> _Dataset rows for apps and sites_:
_ _ _ _
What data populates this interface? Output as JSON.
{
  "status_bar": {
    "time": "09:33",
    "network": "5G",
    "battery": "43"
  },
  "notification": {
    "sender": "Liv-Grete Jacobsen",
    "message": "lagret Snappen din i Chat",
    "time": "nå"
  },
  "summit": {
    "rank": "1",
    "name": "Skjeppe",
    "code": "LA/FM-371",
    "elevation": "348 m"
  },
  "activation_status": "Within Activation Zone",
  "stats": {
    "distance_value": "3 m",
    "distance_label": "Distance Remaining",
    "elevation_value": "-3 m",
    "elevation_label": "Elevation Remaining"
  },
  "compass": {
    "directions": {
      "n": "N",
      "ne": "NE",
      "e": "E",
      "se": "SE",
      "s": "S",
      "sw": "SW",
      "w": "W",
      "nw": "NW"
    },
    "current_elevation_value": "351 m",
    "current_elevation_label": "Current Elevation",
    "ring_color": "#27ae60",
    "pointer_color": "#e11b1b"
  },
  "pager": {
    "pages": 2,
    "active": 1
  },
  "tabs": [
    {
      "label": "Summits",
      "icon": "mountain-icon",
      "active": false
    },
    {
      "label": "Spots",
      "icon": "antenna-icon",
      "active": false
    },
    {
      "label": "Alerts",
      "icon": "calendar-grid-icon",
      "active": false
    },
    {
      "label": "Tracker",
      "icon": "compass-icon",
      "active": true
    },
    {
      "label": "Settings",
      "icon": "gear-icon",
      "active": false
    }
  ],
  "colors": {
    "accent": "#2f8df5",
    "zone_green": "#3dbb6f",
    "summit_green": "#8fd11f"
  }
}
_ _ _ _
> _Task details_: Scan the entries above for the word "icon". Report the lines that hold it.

> _Answer section_:
      "icon": "mountain-icon",
      "icon": "antenna-icon",
      "icon": "calendar-grid-icon",
      "icon": "compass-icon",
      "icon": "gear-icon",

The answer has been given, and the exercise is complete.